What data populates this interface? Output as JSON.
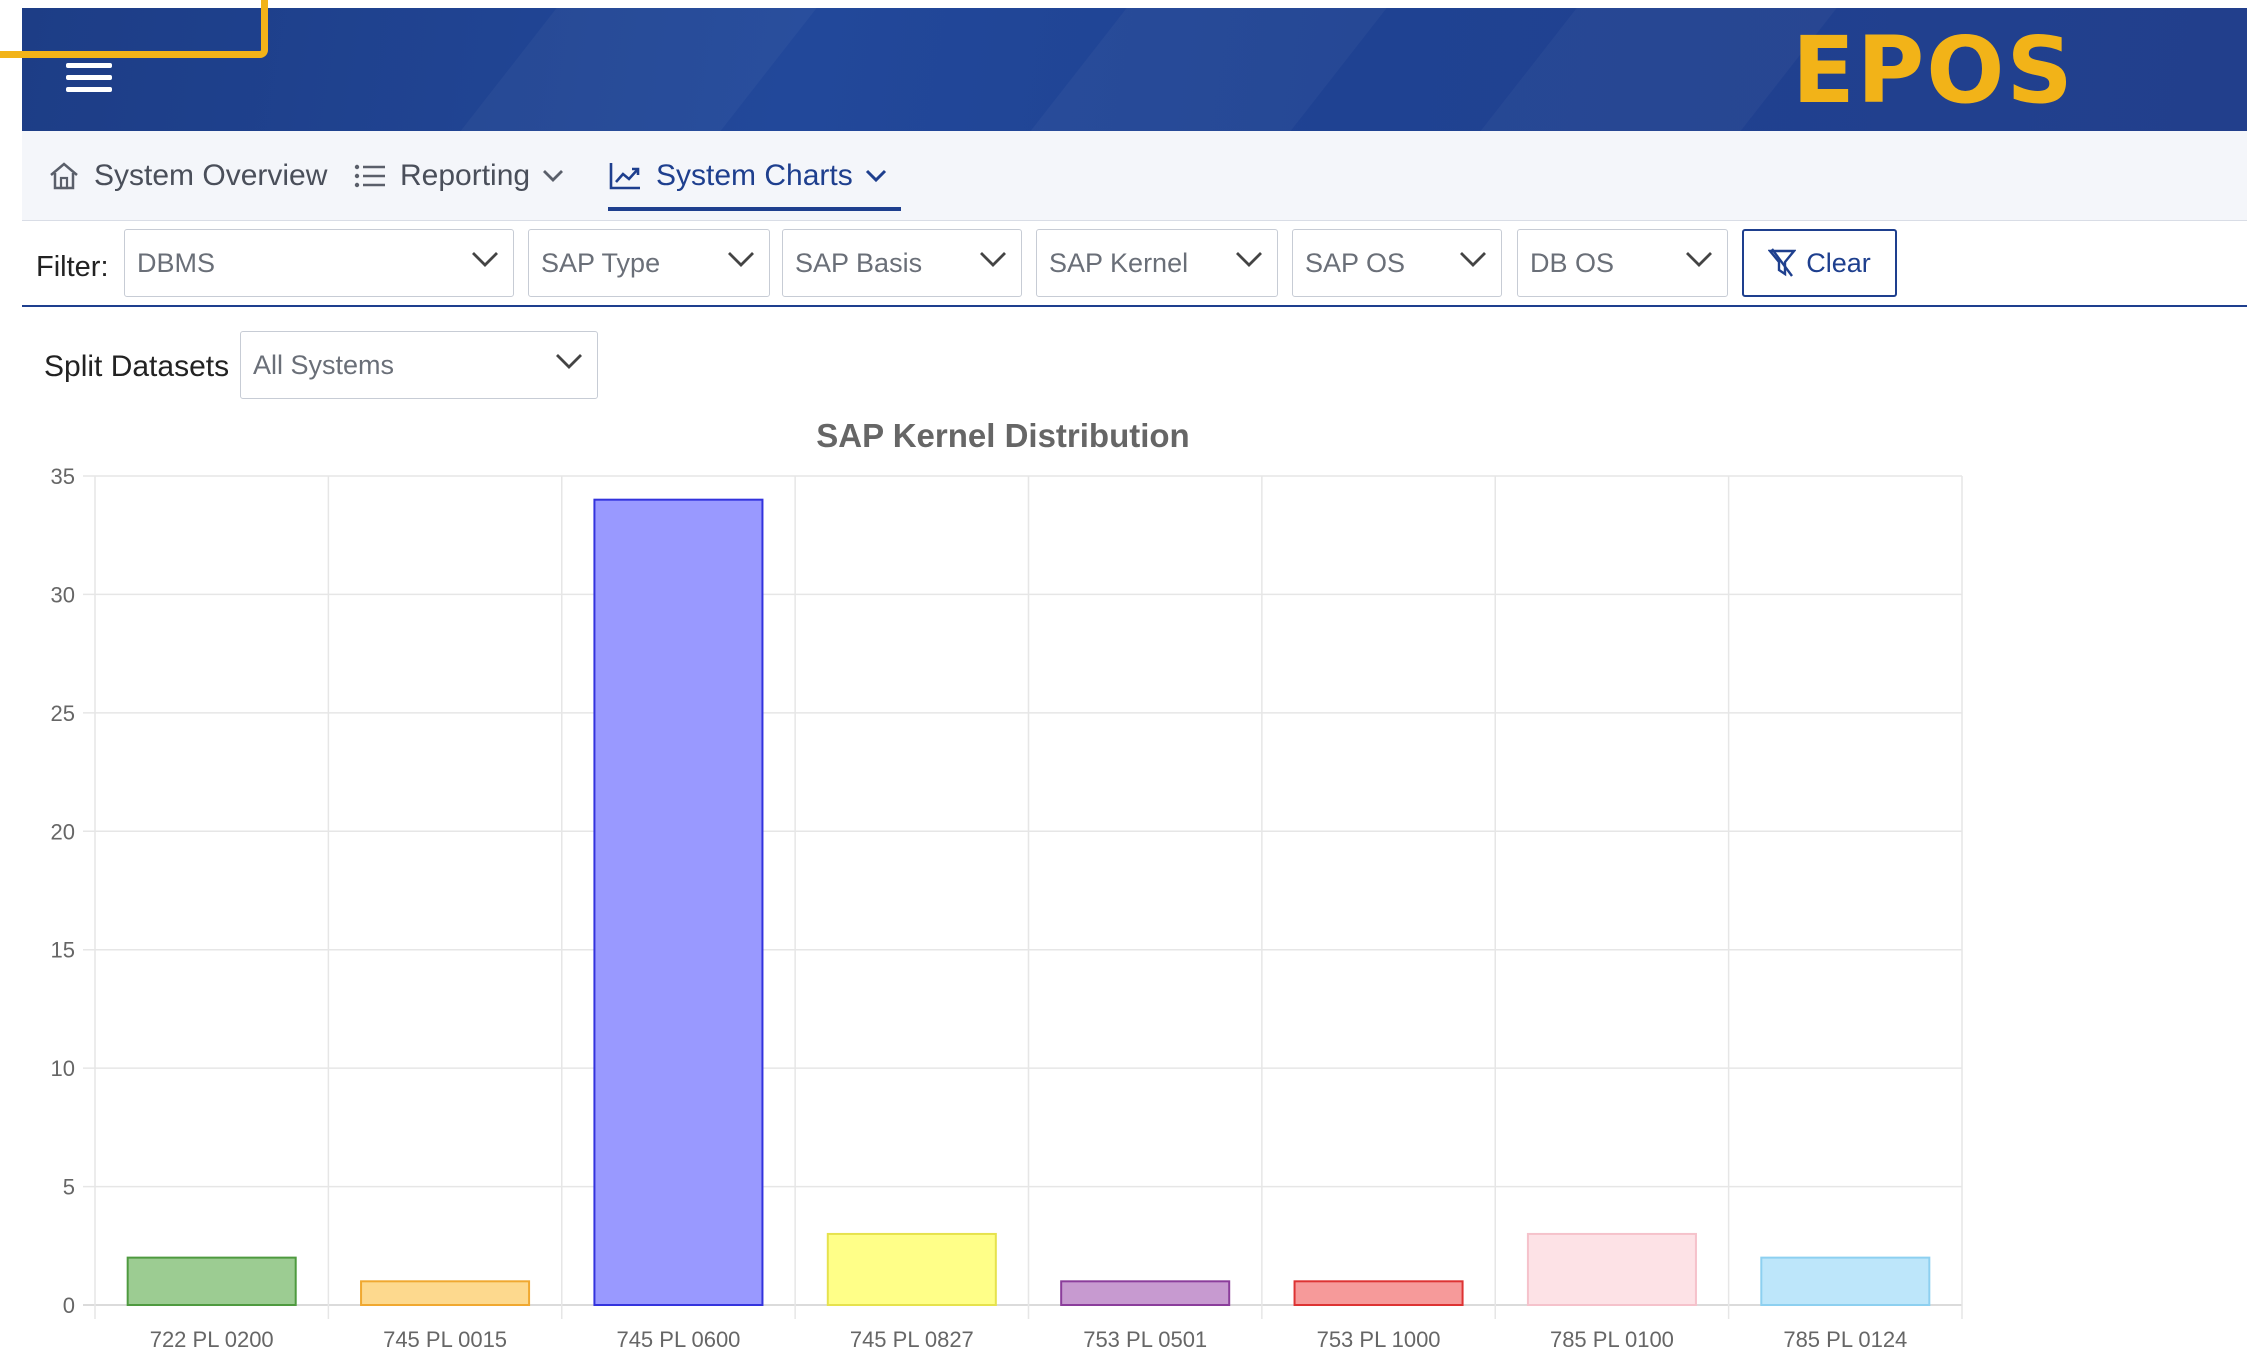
{
  "header": {
    "logo_text": "EPOS",
    "menu_icon": "hamburger-menu-icon",
    "brand_color": "#f2b318",
    "banner_color": "#1f4292"
  },
  "nav": {
    "items": [
      {
        "label": "System Overview",
        "icon": "home-icon",
        "has_dropdown": false,
        "active": false
      },
      {
        "label": "Reporting",
        "icon": "list-icon",
        "has_dropdown": true,
        "active": false
      },
      {
        "label": "System Charts",
        "icon": "chart-line-icon",
        "has_dropdown": true,
        "active": true
      }
    ]
  },
  "filters": {
    "label": "Filter:",
    "selects": [
      {
        "placeholder": "DBMS"
      },
      {
        "placeholder": "SAP Type"
      },
      {
        "placeholder": "SAP Basis"
      },
      {
        "placeholder": "SAP Kernel"
      },
      {
        "placeholder": "SAP OS"
      },
      {
        "placeholder": "DB OS"
      }
    ],
    "clear_label": "Clear"
  },
  "split": {
    "label": "Split Datasets",
    "value": "All Systems"
  },
  "chart_data": {
    "type": "bar",
    "title": "SAP Kernel Distribution",
    "xlabel": "",
    "ylabel": "",
    "ylim": [
      0,
      35
    ],
    "yticks": [
      0,
      5,
      10,
      15,
      20,
      25,
      30,
      35
    ],
    "grid": true,
    "categories": [
      "722 PL 0200",
      "745 PL 0015",
      "745 PL 0600",
      "745 PL 0827",
      "753 PL 0501",
      "753 PL 1000",
      "785 PL 0100",
      "785 PL 0124"
    ],
    "values": [
      2,
      1,
      34,
      3,
      1,
      1,
      3,
      2
    ],
    "colors": [
      {
        "fill": "#9ccc92",
        "stroke": "#4e9a3f"
      },
      {
        "fill": "#fdd98e",
        "stroke": "#f0a830"
      },
      {
        "fill": "#9999ff",
        "stroke": "#3333dd"
      },
      {
        "fill": "#ffff88",
        "stroke": "#e6e24d"
      },
      {
        "fill": "#c79ad0",
        "stroke": "#8b3d9b"
      },
      {
        "fill": "#f69a9a",
        "stroke": "#dd3333"
      },
      {
        "fill": "#fde2e6",
        "stroke": "#f5c2cb"
      },
      {
        "fill": "#bde6fa",
        "stroke": "#8dd0f0"
      }
    ]
  }
}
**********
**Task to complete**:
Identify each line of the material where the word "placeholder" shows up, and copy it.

**Answer for this exercise**:
        "placeholder": "DBMS"
        "placeholder": "SAP Type"
        "placeholder": "SAP Basis"
        "placeholder": "SAP Kernel"
        "placeholder": "SAP OS"
        "placeholder": "DB OS"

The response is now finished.